• _Work instruction_:
Find the lines in the listing below that include the word "this", and report how many there are, with nothing more.

• _Exercise data_:
----------

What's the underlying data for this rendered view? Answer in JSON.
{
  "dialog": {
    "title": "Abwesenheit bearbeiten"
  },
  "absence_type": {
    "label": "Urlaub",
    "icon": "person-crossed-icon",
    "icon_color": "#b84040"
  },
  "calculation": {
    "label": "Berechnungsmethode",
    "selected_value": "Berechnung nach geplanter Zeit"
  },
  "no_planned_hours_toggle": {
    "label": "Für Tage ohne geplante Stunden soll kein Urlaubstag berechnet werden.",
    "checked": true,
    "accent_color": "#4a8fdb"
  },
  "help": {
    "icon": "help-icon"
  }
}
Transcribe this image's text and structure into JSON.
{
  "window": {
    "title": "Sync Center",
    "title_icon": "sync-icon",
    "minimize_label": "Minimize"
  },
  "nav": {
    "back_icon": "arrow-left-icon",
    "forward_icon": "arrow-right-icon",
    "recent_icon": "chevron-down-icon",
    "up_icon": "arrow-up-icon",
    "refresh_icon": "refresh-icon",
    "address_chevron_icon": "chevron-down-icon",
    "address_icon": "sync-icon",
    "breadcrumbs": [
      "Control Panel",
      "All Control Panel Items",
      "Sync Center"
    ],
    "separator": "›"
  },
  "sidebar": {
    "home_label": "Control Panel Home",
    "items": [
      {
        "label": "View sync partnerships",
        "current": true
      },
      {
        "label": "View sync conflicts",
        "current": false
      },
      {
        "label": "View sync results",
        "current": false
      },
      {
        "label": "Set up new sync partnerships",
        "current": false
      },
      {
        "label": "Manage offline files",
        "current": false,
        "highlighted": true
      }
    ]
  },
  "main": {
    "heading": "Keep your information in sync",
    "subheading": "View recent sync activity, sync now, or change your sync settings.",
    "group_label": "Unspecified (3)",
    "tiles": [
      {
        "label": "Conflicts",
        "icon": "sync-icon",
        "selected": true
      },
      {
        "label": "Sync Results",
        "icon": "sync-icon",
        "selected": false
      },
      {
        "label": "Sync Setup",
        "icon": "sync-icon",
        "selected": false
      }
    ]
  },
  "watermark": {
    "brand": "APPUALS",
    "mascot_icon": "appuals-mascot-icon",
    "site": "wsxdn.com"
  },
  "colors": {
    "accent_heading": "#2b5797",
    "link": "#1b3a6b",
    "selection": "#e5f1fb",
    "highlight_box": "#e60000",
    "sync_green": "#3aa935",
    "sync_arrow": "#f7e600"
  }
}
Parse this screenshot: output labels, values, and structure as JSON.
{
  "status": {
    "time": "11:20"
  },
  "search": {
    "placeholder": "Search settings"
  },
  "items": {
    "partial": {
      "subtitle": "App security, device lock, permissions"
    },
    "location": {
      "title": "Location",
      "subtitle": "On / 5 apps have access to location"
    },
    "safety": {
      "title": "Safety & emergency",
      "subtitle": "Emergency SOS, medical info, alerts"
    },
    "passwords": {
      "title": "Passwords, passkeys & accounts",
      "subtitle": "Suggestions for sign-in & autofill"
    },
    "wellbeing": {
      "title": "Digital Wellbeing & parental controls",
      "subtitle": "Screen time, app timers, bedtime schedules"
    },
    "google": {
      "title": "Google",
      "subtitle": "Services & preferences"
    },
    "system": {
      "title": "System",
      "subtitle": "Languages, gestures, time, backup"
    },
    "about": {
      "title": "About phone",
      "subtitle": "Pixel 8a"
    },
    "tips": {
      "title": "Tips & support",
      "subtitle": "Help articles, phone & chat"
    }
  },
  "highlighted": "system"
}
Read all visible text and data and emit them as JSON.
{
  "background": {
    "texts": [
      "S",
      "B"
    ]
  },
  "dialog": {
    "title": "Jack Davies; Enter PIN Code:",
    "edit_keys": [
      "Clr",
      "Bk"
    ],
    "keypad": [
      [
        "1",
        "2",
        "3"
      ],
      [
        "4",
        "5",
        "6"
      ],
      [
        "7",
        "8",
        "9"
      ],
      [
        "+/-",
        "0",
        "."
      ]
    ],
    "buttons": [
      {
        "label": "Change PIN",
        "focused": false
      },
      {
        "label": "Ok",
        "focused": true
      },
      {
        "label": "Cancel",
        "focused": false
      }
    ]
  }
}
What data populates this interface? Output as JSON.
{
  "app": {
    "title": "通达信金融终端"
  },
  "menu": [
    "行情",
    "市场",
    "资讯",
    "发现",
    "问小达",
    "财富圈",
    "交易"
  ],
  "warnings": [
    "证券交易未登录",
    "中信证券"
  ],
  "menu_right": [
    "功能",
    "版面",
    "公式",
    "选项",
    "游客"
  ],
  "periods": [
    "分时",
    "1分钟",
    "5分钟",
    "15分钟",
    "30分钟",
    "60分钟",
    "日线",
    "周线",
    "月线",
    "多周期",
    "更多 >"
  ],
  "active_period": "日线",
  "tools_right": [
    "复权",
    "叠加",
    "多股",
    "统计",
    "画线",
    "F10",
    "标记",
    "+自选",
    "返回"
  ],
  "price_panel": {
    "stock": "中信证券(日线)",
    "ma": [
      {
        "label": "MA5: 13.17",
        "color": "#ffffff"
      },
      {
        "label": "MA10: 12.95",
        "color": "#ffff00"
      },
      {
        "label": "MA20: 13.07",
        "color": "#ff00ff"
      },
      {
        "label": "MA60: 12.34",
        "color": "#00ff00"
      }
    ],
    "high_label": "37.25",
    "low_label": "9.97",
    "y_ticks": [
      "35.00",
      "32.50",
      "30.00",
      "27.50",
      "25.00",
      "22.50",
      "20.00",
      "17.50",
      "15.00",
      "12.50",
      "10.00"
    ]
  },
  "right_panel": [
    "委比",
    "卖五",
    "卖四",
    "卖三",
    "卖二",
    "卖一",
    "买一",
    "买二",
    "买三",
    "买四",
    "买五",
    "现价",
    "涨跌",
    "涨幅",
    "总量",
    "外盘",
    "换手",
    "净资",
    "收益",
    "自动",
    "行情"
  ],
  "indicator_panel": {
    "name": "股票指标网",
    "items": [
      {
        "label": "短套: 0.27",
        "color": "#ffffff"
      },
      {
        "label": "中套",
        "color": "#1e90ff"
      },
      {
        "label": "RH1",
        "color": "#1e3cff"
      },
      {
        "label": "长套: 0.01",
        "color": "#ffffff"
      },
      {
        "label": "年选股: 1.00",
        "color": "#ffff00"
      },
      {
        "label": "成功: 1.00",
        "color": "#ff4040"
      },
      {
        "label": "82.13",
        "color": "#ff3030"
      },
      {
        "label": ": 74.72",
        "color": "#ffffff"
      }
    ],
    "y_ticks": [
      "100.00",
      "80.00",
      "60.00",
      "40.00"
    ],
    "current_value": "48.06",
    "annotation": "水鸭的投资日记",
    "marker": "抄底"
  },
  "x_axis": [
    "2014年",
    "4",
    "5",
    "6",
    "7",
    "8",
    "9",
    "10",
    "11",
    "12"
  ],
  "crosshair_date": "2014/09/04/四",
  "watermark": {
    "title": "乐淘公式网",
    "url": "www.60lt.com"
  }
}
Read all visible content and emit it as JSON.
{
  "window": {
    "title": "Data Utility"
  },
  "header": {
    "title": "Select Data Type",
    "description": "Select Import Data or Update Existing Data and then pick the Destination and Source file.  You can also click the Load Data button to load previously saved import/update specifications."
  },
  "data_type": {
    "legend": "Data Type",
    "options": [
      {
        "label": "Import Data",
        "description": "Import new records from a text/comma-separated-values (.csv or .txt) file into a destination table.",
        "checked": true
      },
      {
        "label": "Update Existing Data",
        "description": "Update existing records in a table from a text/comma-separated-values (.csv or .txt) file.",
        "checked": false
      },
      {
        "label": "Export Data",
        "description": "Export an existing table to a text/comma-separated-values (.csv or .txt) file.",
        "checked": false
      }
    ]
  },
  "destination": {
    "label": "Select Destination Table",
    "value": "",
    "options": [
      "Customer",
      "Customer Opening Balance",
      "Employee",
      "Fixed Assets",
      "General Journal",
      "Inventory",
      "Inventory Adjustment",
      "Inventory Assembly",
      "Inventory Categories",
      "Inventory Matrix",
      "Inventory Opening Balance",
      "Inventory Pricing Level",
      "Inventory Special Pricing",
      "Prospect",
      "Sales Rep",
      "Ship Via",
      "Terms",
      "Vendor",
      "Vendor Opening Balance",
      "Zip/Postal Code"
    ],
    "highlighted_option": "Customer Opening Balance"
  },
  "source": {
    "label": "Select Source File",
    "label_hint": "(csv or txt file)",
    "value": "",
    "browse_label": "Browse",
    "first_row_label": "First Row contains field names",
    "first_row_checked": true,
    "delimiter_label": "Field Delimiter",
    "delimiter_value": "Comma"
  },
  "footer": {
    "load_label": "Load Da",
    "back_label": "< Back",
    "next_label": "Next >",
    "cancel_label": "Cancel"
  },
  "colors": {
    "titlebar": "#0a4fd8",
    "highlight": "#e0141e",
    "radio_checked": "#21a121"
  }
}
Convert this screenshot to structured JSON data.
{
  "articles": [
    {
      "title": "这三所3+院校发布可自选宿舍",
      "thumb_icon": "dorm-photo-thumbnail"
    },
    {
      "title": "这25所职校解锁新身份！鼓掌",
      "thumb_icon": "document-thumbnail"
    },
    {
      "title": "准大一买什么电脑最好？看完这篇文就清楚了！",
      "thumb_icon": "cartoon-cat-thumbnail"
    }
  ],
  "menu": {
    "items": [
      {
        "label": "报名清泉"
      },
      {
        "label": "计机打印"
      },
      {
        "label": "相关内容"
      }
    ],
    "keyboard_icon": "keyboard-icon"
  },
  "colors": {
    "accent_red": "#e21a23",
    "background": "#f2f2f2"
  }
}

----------

• _Response_:
5